Progress comes after concerted international pressure widely seen as crucial first step toward more difficult negotiations to end the conflict between Yemen's government and Houthi rebels

Retired Danish general Michael Lollesgaard (L), the newly appointed head of the UN observer mission in war-wracked Yemen, meets people in the Red Sea port city of Hodeida on April 2, 2019.
AFP

The UN envoy for Yemen announced Monday that the government and Houthi rebels have reached agreement on the military plan for the initial redeployment of forces from the key port of Hodeida.

Martin Griffiths told the Security Council by video link from Amman that "when — and I hope it is when and not if — these redeployments happen they will be the first voluntary withdrawals of forces in this long conflict."

He said agreement on the first phase of withdrawals was reached in negotiations between the parties and Lt. Gen. Michael Lollesgaard, who heads the UN operation monitoring a broader cease-fire and redeployment agreement reached in Sweden in December. The Sweden agreement has been marred be repeated violations and delays.

>> Yemen's war is a mercenary heaven. Are Israelis reaping the profits? | Analysis

Griffiths called Hodeida, whose port handles about 70 percent of Yemen's commercial and humanitarian imports, "a test of many things," including leadership, and he expressed hope "that we shall see in the coming days the people's trust vindicated in this."

The conflict in Yemen began with the 2014 takeover of the capital, Sanaa, by the Iranian-backed Houthis. A Saudi-led coalition allied with the internationally-recognized government has been fighting the Houthis since 2015.

The fighting in the Arab world's poorest country has killed thousands of civilians, left millions suffering from food and medical care shortages, and pushed the country to the brink of famine.

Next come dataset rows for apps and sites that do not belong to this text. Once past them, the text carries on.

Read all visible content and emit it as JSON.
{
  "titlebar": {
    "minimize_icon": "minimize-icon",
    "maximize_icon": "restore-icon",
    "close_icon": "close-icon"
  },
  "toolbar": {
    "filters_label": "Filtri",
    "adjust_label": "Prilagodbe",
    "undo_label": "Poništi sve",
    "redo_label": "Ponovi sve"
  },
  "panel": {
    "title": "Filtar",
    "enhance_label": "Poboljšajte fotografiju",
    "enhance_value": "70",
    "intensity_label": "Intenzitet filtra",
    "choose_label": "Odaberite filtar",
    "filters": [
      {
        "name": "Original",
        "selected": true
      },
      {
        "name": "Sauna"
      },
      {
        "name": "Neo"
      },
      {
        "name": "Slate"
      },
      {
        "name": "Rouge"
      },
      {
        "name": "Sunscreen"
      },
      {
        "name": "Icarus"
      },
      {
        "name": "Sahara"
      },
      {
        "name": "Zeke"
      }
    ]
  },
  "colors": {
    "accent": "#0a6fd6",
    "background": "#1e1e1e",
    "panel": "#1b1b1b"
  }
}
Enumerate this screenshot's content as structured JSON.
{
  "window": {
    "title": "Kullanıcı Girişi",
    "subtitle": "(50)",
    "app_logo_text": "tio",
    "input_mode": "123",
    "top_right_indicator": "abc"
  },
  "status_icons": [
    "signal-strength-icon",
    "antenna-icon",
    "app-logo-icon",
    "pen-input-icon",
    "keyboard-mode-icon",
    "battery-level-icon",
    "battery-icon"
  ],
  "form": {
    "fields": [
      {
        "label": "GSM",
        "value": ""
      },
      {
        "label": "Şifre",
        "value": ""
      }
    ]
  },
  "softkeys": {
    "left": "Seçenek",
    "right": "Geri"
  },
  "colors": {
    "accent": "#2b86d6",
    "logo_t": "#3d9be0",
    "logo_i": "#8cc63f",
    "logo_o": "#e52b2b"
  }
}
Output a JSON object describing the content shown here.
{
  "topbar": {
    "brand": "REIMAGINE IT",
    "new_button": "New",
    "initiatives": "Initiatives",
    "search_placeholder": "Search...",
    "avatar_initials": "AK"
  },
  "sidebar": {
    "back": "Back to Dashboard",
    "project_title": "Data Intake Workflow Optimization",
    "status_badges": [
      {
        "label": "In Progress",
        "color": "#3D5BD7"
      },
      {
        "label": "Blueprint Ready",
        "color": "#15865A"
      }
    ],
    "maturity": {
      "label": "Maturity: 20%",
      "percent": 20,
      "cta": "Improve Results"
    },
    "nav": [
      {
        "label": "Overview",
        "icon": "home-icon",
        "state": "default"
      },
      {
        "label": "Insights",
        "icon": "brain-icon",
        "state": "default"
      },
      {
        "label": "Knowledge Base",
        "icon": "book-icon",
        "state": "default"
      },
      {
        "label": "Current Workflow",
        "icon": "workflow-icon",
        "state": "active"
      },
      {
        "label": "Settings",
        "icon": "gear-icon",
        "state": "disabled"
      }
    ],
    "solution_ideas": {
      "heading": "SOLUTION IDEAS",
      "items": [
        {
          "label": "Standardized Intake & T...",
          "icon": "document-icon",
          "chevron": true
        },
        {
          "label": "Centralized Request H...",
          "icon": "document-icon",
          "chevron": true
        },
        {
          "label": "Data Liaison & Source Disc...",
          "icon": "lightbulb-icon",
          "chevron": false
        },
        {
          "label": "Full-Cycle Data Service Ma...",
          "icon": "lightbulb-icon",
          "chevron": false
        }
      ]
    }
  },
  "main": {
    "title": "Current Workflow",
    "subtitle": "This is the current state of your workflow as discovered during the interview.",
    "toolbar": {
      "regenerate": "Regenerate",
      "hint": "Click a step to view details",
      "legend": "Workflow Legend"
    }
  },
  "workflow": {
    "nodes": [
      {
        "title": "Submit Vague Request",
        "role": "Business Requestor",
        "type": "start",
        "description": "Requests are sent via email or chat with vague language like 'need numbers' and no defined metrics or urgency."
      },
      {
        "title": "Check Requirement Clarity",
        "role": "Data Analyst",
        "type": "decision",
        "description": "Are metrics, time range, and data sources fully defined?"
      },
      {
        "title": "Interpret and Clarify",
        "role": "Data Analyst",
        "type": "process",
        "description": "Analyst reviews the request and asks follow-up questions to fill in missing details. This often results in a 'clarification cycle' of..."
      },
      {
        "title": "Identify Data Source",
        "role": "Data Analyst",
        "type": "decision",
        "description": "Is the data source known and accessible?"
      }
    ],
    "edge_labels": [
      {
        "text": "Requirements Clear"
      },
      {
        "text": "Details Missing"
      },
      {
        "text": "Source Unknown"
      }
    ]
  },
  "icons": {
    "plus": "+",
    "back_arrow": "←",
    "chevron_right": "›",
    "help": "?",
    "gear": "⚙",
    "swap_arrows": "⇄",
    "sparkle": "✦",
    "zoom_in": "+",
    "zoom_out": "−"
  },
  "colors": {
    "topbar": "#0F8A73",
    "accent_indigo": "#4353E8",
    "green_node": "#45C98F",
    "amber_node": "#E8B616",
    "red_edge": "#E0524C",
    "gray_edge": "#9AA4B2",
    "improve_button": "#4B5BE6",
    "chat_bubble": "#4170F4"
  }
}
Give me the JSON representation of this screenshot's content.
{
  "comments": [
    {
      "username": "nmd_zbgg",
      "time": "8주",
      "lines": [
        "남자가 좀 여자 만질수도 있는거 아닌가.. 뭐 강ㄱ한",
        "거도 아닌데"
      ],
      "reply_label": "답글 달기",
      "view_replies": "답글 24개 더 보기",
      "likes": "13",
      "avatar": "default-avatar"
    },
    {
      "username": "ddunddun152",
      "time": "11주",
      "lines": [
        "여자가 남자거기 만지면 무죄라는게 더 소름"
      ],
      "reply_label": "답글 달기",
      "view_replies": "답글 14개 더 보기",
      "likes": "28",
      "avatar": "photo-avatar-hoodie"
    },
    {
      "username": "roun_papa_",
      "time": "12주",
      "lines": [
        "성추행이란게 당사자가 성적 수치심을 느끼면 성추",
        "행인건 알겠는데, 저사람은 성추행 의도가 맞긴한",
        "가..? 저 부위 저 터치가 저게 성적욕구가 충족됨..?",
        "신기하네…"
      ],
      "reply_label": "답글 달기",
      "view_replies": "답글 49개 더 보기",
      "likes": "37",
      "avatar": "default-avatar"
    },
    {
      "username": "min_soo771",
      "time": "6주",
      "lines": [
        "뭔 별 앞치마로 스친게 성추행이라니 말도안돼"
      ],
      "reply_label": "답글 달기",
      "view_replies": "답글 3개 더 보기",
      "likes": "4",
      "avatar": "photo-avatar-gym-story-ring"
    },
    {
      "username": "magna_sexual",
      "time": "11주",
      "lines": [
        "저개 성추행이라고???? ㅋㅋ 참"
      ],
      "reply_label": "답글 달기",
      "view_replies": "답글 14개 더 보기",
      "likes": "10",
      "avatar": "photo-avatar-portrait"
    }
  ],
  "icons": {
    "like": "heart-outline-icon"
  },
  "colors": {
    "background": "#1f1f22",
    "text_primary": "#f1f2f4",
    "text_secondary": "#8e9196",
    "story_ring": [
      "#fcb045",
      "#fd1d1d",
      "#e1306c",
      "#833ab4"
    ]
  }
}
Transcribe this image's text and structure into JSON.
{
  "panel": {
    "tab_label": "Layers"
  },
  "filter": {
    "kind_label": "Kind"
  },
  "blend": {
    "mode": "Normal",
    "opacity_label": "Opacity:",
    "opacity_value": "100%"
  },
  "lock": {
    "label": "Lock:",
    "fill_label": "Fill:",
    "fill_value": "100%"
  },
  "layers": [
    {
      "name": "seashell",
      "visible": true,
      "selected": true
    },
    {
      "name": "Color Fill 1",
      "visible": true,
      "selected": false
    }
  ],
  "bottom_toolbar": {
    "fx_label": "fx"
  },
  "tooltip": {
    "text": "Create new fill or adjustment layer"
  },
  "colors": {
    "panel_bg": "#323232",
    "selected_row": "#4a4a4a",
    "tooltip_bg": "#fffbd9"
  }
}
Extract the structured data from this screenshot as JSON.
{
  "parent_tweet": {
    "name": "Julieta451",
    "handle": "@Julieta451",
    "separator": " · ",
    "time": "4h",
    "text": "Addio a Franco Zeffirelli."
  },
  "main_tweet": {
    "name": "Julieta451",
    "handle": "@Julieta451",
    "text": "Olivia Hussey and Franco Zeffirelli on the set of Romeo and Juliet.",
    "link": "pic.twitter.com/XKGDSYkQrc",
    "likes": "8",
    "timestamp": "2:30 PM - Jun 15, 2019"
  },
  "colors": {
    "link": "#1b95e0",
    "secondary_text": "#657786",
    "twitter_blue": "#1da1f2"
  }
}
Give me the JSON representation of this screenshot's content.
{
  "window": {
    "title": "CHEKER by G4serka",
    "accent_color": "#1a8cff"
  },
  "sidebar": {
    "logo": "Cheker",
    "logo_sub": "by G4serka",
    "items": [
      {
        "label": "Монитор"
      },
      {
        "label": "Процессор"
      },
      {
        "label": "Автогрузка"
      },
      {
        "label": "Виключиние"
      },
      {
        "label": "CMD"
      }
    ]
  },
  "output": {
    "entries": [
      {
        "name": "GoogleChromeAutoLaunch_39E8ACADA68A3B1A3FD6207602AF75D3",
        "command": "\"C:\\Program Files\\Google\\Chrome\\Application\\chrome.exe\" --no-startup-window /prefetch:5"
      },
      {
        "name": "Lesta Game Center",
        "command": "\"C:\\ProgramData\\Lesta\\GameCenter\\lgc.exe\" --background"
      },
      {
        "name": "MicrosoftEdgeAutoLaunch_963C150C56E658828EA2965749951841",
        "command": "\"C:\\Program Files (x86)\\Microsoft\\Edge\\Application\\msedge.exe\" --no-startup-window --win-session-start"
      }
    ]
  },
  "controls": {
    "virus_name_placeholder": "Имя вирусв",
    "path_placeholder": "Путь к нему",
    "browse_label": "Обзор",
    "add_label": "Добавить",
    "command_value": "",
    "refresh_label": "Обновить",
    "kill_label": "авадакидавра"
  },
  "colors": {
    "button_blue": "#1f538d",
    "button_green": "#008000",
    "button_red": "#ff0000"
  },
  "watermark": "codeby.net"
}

There have been lengthy delays in implementing the Sweden agreement, which the UN and diplomats blame largely on the lack of trust. There has been concerted international pressure to implement the Hodeida deal, which is widely seen as a crucial first step toward much more difficult negotiations to end the war.

A UN official has said the first phase of redeployment involves a pullback of several kilometers (miles) by the Houthis and coalition forces, and the second phase involves a withdrawal of 18 to 30 kilometers (11 to18 1/2 miles), depending on the location and fighters. In some places in Hodeida city, the opposing forces are facing each other about 100 meters (yards) apart, the official said.

Griffiths told the Security Council he was grateful to President Abed Rabbo Mansour Hadi, who has repeatedly told him he wants "to see these redeployments happen," and to Houthi leader Abdul Malik at Houthi, who reconfirmed his support for the Hodeida agreement when they met in the capital, Sanaa, last week.

"We will now move with all speed towards resolving the final outstanding issues related to phase two and the status of local security forces," Griffiths said.

Nonetheless, he remained cautious.

Griffiths reminded the council that when he first briefed members almost a year ago he said "a political solution was available to resolve the conflict," but added "that at any time war can take the chance of peace off the table."

"Both these propositions hold true as much today as a year ago," Griffiths said.